Study material ▸

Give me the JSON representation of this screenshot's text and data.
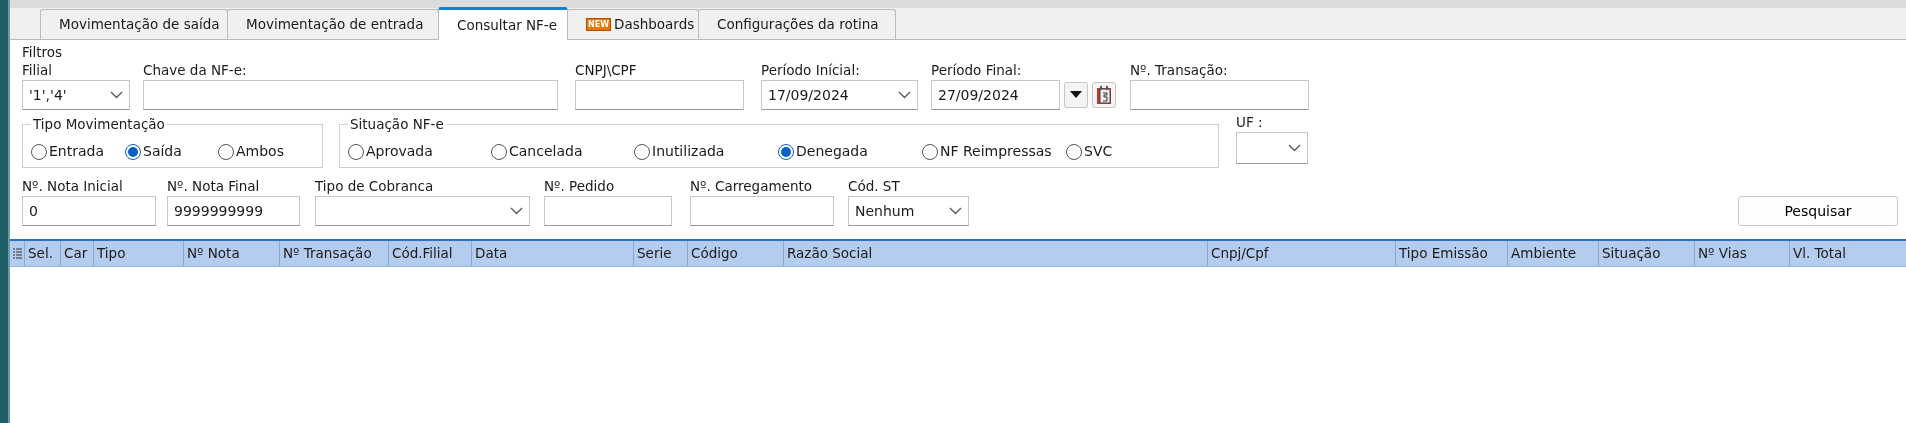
{
  "tabs": [
    {
      "label": "Movimentação de saída",
      "selected": false
    },
    {
      "label": "Movimentação de entrada",
      "selected": false
    },
    {
      "label": "Consultar NF-e",
      "selected": true
    },
    {
      "label": "Dashboards",
      "selected": false,
      "badge": "NEW"
    },
    {
      "label": "Configurações da rotina",
      "selected": false
    }
  ],
  "filters": {
    "title": "Filtros",
    "row1": [
      {
        "kind": "select",
        "label": "Filial",
        "value": "'1','4'"
      },
      {
        "kind": "input",
        "label": "Chave da NF-e:"
      },
      {
        "kind": "input",
        "label": "CNPJ\\CPF"
      },
      {
        "kind": "select",
        "label": "Período Inícial:",
        "value": "17/09/2024"
      },
      {
        "kind": "datepicker",
        "label": "Período Final:",
        "value": "27/09/2024"
      },
      {
        "kind": "input",
        "label": "Nº. Transação:"
      }
    ],
    "groups": [
      {
        "title": "Tipo Movimentação",
        "options": [
          {
            "label": "Entrada",
            "selected": false
          },
          {
            "label": "Saída",
            "selected": true
          },
          {
            "label": "Ambos",
            "selected": false
          }
        ]
      },
      {
        "title": "Situação NF-e",
        "options": [
          {
            "label": "Aprovada",
            "selected": false
          },
          {
            "label": "Cancelada",
            "selected": false
          },
          {
            "label": "Inutilizada",
            "selected": false
          },
          {
            "label": "Denegada",
            "selected": true
          },
          {
            "label": "NF Reimpressas",
            "selected": false
          },
          {
            "label": "SVC",
            "selected": false
          }
        ]
      }
    ],
    "uf": {
      "label": "UF :"
    },
    "row3": [
      {
        "kind": "input",
        "label": "Nº. Nota Inicial",
        "value": "0"
      },
      {
        "kind": "input",
        "label": "Nº. Nota Final",
        "value": "9999999999"
      },
      {
        "kind": "select",
        "label": "Tipo de Cobranca"
      },
      {
        "kind": "input",
        "label": "Nº. Pedido"
      },
      {
        "kind": "input",
        "label": "Nº. Carregamento"
      },
      {
        "kind": "select",
        "label": "Cód. ST",
        "value": "Nenhum"
      }
    ],
    "search_button": "Pesquisar"
  },
  "grid": {
    "columns": [
      "Sel.",
      "Car",
      "Tipo",
      "Nº Nota",
      "Nº Transação",
      "Cód.Filial",
      "Data",
      "Serie",
      "Código",
      "Razão Social",
      "Cnpj/Cpf",
      "Tipo Emissão",
      "Ambiente",
      "Situação",
      "Nº Vias",
      "Vl. Total"
    ]
  }
}
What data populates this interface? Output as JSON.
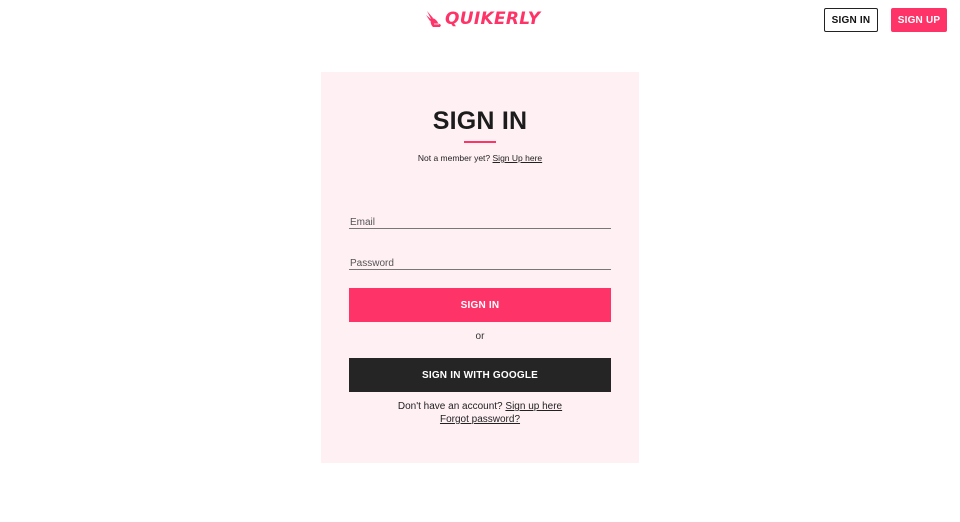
{
  "header": {
    "logo_text": "QUIKERLY",
    "logo_icon": "winged-shoe-icon",
    "signin_label": "SIGN IN",
    "signup_label": "SIGN UP"
  },
  "card": {
    "title": "SIGN IN",
    "subtext_prefix": "Not a member yet?",
    "subtext_link": "Sign Up here",
    "email_placeholder": "Email",
    "password_placeholder": "Password",
    "signin_button": "SIGN IN",
    "or_text": "or",
    "google_button": "SIGN IN WITH GOOGLE",
    "no_account_prefix": "Don't have an account?",
    "no_account_link": "Sign up here",
    "forgot_password": "Forgot password?"
  },
  "colors": {
    "accent": "#fe3468",
    "card_bg": "#fff0f4",
    "dark_button": "#252525"
  }
}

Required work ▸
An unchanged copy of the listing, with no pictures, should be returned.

Task solution ▸
Give me the JSON representation of this screenshot's text and data.
{
  "tabs": [
    {
      "label": "Movimentação de saída",
      "selected": false
    },
    {
      "label": "Movimentação de entrada",
      "selected": false
    },
    {
      "label": "Consultar NF-e",
      "selected": true
    },
    {
      "label": "Dashboards",
      "selected": false,
      "badge": "NEW"
    },
    {
      "label": "Configurações da rotina",
      "selected": false
    }
  ],
  "filters": {
    "title": "Filtros",
    "row1": [
      {
        "kind": "select",
        "label": "Filial",
        "value": "'1','4'"
      },
      {
        "kind": "input",
        "label": "Chave da NF-e:"
      },
      {
        "kind": "input",
        "label": "CNPJ\\CPF"
      },
      {
        "kind": "select",
        "label": "Período Inícial:",
        "value": "17/09/2024"
      },
      {
        "kind": "datepicker",
        "label": "Período Final:",
        "value": "27/09/2024"
      },
      {
        "kind": "input",
        "label": "Nº. Transação:"
      }
    ],
    "groups": [
      {
        "title": "Tipo Movimentação",
        "options": [
          {
            "label": "Entrada",
            "selected": false
          },
          {
            "label": "Saída",
            "selected": true
          },
          {
            "label": "Ambos",
            "selected": false
          }
        ]
      },
      {
        "title": "Situação NF-e",
        "options": [
          {
            "label": "Aprovada",
            "selected": false
          },
          {
            "label": "Cancelada",
            "selected": false
          },
          {
            "label": "Inutilizada",
            "selected": false
          },
          {
            "label": "Denegada",
            "selected": true
          },
          {
            "label": "NF Reimpressas",
            "selected": false
          },
          {
            "label": "SVC",
            "selected": false
          }
        ]
      }
    ],
    "uf": {
      "label": "UF :"
    },
    "row3": [
      {
        "kind": "input",
        "label": "Nº. Nota Inicial",
        "value": "0"
      },
      {
        "kind": "input",
        "label": "Nº. Nota Final",
        "value": "9999999999"
      },
      {
        "kind": "select",
        "label": "Tipo de Cobranca"
      },
      {
        "kind": "input",
        "label": "Nº. Pedido"
      },
      {
        "kind": "input",
        "label": "Nº. Carregamento"
      },
      {
        "kind": "select",
        "label": "Cód. ST",
        "value": "Nenhum"
      }
    ],
    "search_button": "Pesquisar"
  },
  "grid": {
    "columns": [
      "Sel.",
      "Car",
      "Tipo",
      "Nº Nota",
      "Nº Transação",
      "Cód.Filial",
      "Data",
      "Serie",
      "Código",
      "Razão Social",
      "Cnpj/Cpf",
      "Tipo Emissão",
      "Ambiente",
      "Situação",
      "Nº Vias",
      "Vl. Total"
    ]
  }
}
What data populates this interface? Output as JSON.
{
  "header": {
    "logo_text": "QUIKERLY",
    "logo_icon": "winged-shoe-icon",
    "signin_label": "SIGN IN",
    "signup_label": "SIGN UP"
  },
  "card": {
    "title": "SIGN IN",
    "subtext_prefix": "Not a member yet?",
    "subtext_link": "Sign Up here",
    "email_placeholder": "Email",
    "password_placeholder": "Password",
    "signin_button": "SIGN IN",
    "or_text": "or",
    "google_button": "SIGN IN WITH GOOGLE",
    "no_account_prefix": "Don't have an account?",
    "no_account_link": "Sign up here",
    "forgot_password": "Forgot password?"
  },
  "colors": {
    "accent": "#fe3468",
    "card_bg": "#fff0f4",
    "dark_button": "#252525"
  }
}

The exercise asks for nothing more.